┌──

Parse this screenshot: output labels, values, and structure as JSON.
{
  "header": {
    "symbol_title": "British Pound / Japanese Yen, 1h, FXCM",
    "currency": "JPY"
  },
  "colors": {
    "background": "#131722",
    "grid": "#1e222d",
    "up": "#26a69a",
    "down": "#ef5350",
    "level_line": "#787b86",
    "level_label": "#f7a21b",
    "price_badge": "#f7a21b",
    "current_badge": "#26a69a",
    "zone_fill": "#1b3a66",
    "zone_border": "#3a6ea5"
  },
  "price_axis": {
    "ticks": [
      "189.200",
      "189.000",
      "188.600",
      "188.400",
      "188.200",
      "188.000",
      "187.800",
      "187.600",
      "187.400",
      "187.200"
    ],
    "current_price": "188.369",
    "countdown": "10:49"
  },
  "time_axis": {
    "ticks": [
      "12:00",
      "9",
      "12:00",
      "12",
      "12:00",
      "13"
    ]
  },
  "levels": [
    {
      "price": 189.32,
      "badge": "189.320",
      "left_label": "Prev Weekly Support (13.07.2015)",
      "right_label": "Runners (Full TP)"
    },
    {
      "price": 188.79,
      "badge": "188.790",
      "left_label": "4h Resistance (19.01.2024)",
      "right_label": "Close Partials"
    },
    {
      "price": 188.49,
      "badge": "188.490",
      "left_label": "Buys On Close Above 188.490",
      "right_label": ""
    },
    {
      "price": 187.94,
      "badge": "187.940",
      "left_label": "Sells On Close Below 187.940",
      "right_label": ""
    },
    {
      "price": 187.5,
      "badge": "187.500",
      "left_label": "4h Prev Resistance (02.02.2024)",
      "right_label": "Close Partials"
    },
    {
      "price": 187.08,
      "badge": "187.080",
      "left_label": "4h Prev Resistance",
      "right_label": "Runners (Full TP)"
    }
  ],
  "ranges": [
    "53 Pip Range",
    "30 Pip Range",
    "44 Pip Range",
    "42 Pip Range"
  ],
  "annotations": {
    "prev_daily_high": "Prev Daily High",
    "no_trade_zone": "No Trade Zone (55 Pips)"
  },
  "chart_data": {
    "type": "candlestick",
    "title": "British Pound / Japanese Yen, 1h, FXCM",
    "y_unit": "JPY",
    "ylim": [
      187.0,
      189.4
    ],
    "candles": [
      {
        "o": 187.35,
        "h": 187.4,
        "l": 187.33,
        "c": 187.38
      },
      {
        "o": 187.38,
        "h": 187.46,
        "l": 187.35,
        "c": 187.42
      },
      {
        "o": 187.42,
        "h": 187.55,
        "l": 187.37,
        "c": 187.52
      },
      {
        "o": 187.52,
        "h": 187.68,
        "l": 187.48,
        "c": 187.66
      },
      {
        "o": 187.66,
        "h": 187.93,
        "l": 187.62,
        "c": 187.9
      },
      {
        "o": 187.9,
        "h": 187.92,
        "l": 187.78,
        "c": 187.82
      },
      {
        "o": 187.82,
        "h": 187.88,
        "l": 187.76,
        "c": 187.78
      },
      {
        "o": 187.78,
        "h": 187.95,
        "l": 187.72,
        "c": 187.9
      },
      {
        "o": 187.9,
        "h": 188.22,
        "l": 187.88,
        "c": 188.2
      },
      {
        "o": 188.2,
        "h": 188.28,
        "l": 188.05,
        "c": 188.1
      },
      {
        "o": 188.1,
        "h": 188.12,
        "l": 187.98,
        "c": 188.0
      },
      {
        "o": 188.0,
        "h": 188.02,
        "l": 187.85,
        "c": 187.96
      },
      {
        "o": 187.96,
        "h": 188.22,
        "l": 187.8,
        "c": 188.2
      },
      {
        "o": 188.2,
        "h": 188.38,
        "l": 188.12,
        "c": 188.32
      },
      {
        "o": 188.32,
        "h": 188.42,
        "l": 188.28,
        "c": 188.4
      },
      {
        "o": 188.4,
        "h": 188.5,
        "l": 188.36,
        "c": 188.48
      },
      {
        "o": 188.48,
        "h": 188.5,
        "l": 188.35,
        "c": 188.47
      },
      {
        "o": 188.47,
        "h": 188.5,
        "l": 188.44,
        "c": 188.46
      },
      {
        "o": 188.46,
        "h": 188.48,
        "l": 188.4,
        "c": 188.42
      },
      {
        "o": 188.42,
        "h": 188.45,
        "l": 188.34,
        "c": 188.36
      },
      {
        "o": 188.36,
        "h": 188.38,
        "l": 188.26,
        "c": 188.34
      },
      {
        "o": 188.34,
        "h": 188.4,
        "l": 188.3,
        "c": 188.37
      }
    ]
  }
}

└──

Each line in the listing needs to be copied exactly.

▶ Response to this task
Parse this screenshot: output labels, values, and structure as JSON.
{
  "header": {
    "symbol_title": "British Pound / Japanese Yen, 1h, FXCM",
    "currency": "JPY"
  },
  "colors": {
    "background": "#131722",
    "grid": "#1e222d",
    "up": "#26a69a",
    "down": "#ef5350",
    "level_line": "#787b86",
    "level_label": "#f7a21b",
    "price_badge": "#f7a21b",
    "current_badge": "#26a69a",
    "zone_fill": "#1b3a66",
    "zone_border": "#3a6ea5"
  },
  "price_axis": {
    "ticks": [
      "189.200",
      "189.000",
      "188.600",
      "188.400",
      "188.200",
      "188.000",
      "187.800",
      "187.600",
      "187.400",
      "187.200"
    ],
    "current_price": "188.369",
    "countdown": "10:49"
  },
  "time_axis": {
    "ticks": [
      "12:00",
      "9",
      "12:00",
      "12",
      "12:00",
      "13"
    ]
  },
  "levels": [
    {
      "price": 189.32,
      "badge": "189.320",
      "left_label": "Prev Weekly Support (13.07.2015)",
      "right_label": "Runners (Full TP)"
    },
    {
      "price": 188.79,
      "badge": "188.790",
      "left_label": "4h Resistance (19.01.2024)",
      "right_label": "Close Partials"
    },
    {
      "price": 188.49,
      "badge": "188.490",
      "left_label": "Buys On Close Above 188.490",
      "right_label": ""
    },
    {
      "price": 187.94,
      "badge": "187.940",
      "left_label": "Sells On Close Below 187.940",
      "right_label": ""
    },
    {
      "price": 187.5,
      "badge": "187.500",
      "left_label": "4h Prev Resistance (02.02.2024)",
      "right_label": "Close Partials"
    },
    {
      "price": 187.08,
      "badge": "187.080",
      "left_label": "4h Prev Resistance",
      "right_label": "Runners (Full TP)"
    }
  ],
  "ranges": [
    "53 Pip Range",
    "30 Pip Range",
    "44 Pip Range",
    "42 Pip Range"
  ],
  "annotations": {
    "prev_daily_high": "Prev Daily High",
    "no_trade_zone": "No Trade Zone (55 Pips)"
  },
  "chart_data": {
    "type": "candlestick",
    "title": "British Pound / Japanese Yen, 1h, FXCM",
    "y_unit": "JPY",
    "ylim": [
      187.0,
      189.4
    ],
    "candles": [
      {
        "o": 187.35,
        "h": 187.4,
        "l": 187.33,
        "c": 187.38
      },
      {
        "o": 187.38,
        "h": 187.46,
        "l": 187.35,
        "c": 187.42
      },
      {
        "o": 187.42,
        "h": 187.55,
        "l": 187.37,
        "c": 187.52
      },
      {
        "o": 187.52,
        "h": 187.68,
        "l": 187.48,
        "c": 187.66
      },
      {
        "o": 187.66,
        "h": 187.93,
        "l": 187.62,
        "c": 187.9
      },
      {
        "o": 187.9,
        "h": 187.92,
        "l": 187.78,
        "c": 187.82
      },
      {
        "o": 187.82,
        "h": 187.88,
        "l": 187.76,
        "c": 187.78
      },
      {
        "o": 187.78,
        "h": 187.95,
        "l": 187.72,
        "c": 187.9
      },
      {
        "o": 187.9,
        "h": 188.22,
        "l": 187.88,
        "c": 188.2
      },
      {
        "o": 188.2,
        "h": 188.28,
        "l": 188.05,
        "c": 188.1
      },
      {
        "o": 188.1,
        "h": 188.12,
        "l": 187.98,
        "c": 188.0
      },
      {
        "o": 188.0,
        "h": 188.02,
        "l": 187.85,
        "c": 187.96
      },
      {
        "o": 187.96,
        "h": 188.22,
        "l": 187.8,
        "c": 188.2
      },
      {
        "o": 188.2,
        "h": 188.38,
        "l": 188.12,
        "c": 188.32
      },
      {
        "o": 188.32,
        "h": 188.42,
        "l": 188.28,
        "c": 188.4
      },
      {
        "o": 188.4,
        "h": 188.5,
        "l": 188.36,
        "c": 188.48
      },
      {
        "o": 188.48,
        "h": 188.5,
        "l": 188.35,
        "c": 188.47
      },
      {
        "o": 188.47,
        "h": 188.5,
        "l": 188.44,
        "c": 188.46
      },
      {
        "o": 188.46,
        "h": 188.48,
        "l": 188.4,
        "c": 188.42
      },
      {
        "o": 188.42,
        "h": 188.45,
        "l": 188.34,
        "c": 188.36
      },
      {
        "o": 188.36,
        "h": 188.38,
        "l": 188.26,
        "c": 188.34
      },
      {
        "o": 188.34,
        "h": 188.4,
        "l": 188.3,
        "c": 188.37
      }
    ]
  }
}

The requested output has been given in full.